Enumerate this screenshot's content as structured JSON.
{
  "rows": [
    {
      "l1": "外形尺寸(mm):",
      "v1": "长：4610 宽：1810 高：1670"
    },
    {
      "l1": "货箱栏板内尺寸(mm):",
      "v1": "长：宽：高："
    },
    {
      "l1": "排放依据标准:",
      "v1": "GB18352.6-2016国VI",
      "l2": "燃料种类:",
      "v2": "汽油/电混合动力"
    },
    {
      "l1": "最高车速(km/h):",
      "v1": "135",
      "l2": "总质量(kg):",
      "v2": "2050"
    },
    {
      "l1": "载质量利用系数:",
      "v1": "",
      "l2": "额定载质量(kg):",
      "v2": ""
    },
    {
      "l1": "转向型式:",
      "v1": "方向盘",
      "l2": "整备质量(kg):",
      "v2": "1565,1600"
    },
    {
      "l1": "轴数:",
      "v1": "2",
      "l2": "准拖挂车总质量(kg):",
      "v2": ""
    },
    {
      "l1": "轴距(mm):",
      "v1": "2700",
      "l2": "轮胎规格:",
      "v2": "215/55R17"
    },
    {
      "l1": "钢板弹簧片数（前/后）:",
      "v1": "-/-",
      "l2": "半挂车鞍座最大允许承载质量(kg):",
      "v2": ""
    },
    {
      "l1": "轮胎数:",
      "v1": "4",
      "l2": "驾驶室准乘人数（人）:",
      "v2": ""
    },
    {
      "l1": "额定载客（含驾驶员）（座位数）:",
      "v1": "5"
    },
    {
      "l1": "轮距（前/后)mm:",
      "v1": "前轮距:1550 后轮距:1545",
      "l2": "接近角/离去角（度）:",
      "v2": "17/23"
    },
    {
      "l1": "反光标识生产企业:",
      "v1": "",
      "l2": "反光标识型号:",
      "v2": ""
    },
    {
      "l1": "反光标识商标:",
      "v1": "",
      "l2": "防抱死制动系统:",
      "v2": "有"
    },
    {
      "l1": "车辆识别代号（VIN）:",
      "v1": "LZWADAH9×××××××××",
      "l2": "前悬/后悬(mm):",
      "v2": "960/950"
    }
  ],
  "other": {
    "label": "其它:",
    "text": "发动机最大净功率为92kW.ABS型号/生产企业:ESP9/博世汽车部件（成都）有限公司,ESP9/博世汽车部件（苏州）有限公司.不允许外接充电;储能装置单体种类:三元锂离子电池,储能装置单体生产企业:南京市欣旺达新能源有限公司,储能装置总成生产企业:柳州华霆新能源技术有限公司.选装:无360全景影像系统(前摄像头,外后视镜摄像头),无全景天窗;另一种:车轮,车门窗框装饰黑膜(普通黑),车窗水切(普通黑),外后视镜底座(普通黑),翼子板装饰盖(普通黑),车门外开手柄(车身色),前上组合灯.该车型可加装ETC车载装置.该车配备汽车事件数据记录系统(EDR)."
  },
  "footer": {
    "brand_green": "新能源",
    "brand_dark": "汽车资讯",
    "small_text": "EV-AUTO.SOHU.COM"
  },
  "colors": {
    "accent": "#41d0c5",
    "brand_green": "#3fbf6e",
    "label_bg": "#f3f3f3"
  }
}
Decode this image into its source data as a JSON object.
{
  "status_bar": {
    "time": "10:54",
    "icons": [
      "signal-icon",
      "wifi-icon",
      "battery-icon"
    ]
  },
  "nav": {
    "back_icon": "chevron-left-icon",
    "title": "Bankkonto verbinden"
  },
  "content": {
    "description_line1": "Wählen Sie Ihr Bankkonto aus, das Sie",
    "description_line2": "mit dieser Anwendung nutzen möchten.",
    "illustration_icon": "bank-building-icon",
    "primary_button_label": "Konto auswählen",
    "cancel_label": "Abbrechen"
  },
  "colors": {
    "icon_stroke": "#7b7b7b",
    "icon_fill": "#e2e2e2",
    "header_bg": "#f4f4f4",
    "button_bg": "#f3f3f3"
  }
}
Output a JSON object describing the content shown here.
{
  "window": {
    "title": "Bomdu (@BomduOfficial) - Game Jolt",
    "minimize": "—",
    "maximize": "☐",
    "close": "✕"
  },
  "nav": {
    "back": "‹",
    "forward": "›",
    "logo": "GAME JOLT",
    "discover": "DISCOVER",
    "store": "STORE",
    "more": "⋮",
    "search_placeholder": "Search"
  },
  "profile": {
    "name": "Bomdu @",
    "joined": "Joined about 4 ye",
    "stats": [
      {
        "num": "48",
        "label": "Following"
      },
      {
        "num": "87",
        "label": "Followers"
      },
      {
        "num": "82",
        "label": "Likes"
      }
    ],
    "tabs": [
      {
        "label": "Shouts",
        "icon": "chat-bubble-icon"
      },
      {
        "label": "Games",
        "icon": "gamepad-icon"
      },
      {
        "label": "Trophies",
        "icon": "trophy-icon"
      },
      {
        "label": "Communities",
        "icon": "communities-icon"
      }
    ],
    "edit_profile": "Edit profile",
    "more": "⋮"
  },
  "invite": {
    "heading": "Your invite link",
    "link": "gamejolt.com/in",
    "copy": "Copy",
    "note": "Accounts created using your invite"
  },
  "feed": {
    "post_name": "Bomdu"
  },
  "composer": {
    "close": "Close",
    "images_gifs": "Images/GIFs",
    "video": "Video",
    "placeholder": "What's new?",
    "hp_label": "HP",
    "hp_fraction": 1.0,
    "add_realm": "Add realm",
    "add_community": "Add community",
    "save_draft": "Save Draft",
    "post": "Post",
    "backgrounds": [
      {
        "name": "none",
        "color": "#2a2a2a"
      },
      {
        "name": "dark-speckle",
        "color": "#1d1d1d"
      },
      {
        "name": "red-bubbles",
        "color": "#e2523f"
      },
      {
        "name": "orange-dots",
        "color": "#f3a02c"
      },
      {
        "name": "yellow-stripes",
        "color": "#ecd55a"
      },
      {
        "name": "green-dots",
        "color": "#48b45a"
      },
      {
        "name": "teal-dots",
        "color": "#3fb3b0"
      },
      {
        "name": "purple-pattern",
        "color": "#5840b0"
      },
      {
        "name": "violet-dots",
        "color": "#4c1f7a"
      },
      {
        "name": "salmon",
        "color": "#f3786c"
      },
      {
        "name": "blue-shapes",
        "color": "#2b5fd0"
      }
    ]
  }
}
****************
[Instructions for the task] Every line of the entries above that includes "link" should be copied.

[Answer to this problem]
    "heading": "Your invite link",
    "link": "gamejolt.com/in",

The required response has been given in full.